American Society of Biochemistry and Molecular Biology
[en] Varicella-Zoster virus ; Viral Latency ; Viral replication control

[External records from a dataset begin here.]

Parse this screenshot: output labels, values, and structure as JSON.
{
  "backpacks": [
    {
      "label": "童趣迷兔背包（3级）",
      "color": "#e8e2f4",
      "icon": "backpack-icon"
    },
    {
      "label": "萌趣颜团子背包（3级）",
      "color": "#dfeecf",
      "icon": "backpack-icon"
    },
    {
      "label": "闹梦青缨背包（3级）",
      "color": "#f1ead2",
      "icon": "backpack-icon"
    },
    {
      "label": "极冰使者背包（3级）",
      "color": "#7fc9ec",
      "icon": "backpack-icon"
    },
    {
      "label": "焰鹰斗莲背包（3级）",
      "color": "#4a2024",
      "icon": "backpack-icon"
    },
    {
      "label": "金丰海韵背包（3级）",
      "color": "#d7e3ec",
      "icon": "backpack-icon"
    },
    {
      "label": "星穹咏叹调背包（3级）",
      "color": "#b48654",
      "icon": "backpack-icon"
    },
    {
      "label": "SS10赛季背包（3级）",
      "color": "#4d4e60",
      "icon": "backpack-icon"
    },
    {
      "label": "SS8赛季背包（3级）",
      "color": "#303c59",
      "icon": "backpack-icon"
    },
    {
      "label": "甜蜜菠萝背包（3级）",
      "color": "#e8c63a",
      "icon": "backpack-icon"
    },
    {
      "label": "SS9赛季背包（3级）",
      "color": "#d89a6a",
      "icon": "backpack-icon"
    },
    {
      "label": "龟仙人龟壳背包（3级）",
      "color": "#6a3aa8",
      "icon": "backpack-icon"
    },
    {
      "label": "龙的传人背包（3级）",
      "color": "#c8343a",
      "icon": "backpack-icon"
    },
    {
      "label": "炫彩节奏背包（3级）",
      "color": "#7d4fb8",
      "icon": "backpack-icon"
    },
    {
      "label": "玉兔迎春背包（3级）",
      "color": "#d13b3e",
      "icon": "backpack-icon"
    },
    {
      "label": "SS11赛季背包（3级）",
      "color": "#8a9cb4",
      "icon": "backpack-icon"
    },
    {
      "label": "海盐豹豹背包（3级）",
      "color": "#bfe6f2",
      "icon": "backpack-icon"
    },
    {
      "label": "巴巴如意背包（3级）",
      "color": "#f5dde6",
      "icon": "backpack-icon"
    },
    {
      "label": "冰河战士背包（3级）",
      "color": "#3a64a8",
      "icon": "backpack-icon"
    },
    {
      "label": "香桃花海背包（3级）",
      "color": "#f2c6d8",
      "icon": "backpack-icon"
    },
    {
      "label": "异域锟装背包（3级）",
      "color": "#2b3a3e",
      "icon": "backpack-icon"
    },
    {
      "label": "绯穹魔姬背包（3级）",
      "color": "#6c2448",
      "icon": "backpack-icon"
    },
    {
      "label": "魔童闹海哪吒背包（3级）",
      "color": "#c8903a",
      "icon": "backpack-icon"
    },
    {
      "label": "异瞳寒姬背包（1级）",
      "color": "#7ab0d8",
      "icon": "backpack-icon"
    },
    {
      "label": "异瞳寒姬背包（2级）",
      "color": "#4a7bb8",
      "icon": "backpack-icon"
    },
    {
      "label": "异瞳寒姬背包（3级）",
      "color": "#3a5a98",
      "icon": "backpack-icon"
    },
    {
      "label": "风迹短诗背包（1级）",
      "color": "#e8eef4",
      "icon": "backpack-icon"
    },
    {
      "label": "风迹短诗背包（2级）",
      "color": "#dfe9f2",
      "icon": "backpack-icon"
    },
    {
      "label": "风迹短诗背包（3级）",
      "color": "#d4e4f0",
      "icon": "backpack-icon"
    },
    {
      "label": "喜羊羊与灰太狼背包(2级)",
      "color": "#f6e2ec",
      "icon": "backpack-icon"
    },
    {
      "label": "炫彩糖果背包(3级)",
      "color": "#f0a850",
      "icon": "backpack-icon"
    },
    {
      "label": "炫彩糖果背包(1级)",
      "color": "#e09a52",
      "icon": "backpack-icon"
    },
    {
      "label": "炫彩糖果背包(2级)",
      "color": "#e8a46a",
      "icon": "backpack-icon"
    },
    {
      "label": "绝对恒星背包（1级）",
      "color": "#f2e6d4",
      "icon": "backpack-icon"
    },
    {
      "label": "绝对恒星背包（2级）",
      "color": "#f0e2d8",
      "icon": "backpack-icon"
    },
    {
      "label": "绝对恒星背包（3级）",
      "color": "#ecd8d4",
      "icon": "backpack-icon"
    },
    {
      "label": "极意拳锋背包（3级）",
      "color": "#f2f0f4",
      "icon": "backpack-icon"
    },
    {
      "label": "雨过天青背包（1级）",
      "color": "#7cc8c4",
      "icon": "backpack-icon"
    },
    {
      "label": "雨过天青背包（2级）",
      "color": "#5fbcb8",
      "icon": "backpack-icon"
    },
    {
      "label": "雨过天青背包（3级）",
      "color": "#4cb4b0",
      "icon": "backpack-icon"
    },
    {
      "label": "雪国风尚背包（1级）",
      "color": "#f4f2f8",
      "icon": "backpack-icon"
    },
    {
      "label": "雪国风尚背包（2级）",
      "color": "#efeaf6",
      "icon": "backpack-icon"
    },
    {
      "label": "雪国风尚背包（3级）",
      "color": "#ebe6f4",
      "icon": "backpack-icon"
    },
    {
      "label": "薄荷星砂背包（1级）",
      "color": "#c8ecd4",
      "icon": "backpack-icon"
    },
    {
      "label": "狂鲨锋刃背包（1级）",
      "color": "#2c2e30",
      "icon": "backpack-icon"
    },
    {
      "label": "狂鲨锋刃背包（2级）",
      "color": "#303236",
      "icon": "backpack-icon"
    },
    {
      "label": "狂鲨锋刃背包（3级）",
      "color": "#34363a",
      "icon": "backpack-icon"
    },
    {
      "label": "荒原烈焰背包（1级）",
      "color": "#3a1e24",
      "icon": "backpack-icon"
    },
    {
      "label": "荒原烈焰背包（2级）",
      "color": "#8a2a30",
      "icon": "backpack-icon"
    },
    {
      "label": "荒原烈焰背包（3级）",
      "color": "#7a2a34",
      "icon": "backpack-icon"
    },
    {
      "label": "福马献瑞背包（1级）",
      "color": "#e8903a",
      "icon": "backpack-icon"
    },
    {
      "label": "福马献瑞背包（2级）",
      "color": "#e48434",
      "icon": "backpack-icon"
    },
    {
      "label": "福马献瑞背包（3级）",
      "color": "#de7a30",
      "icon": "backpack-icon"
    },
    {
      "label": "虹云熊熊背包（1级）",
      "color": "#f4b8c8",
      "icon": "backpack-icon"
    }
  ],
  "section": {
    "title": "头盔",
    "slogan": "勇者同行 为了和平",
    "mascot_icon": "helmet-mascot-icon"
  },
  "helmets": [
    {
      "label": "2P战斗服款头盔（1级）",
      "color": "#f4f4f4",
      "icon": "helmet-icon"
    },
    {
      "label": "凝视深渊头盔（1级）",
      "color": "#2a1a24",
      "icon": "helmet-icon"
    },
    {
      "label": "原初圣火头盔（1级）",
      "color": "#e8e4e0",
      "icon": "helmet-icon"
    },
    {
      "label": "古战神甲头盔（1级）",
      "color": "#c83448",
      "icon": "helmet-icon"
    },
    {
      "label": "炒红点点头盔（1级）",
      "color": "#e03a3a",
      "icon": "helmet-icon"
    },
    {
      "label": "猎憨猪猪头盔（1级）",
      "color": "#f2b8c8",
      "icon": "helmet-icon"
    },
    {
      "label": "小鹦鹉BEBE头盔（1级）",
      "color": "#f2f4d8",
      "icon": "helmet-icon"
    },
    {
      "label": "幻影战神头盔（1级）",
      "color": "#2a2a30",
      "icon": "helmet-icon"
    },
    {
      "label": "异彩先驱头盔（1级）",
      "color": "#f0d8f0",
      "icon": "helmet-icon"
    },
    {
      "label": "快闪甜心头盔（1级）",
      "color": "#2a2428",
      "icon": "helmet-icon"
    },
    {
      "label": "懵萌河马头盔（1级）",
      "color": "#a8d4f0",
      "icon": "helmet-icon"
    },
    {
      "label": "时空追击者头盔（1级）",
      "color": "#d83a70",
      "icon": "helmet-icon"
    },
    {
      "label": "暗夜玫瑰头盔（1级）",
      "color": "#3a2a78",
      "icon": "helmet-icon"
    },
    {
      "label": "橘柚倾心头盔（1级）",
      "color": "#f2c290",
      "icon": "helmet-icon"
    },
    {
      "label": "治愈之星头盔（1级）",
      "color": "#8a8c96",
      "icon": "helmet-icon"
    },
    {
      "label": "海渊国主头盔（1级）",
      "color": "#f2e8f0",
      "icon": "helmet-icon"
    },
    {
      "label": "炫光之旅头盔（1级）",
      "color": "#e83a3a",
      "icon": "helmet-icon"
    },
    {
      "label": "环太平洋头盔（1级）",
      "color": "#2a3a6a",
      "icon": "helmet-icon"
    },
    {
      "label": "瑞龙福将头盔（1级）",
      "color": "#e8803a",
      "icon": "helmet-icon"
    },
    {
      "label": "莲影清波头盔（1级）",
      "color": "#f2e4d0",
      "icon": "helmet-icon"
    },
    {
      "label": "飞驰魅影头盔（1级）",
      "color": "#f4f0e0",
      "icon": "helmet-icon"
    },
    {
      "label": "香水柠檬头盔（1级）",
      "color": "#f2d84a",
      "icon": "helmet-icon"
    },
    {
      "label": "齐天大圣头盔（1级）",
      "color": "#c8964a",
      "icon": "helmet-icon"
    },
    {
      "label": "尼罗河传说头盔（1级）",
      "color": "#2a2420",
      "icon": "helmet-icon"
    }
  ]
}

[en] Varicella-zoster virus (VZV) open reading frame 4-encoded protein (IE4) possesses transactivating properties for VZV genes as well as for those of heterologous viruses. Since most transcription factors act as dimers, IE4 dimerization was studied using the mammalian two-hybrid system. Introduction of mutations in the IE4 open reading frame demonstrated that both the central region and the carboxyl-terminal cysteine-rich domain were important for efficient dimerization. Within the carboxyl-terminal domain, substitution of amino acids encompassing residues 443-447 totally abolished dimerization. Gene activation by IE4 was studied by transient transfection with an IE4 expression plasmid and a reporter gene under the control of either the human immunodeficiency virus, type 1, long terminal repeat or the VZV thymidine kinase promoter. Regions of IE4 important for dimerization were also shown to be crucial for transactivation. In addition, the arginine-rich domains Rb and Re of the amino-terminal region were also demonstrated to be important for transactivation, whereas the Ra domain as well as an acidic and bZIP-containing regions were shown to be dispensable for gene transactivation. A nucleocytoplasmic shuttling of IE4 has also been characterized, involving a nuclear localization signal identified within the Rb domain and a nuclear export mechanism partially depending on Crm-1.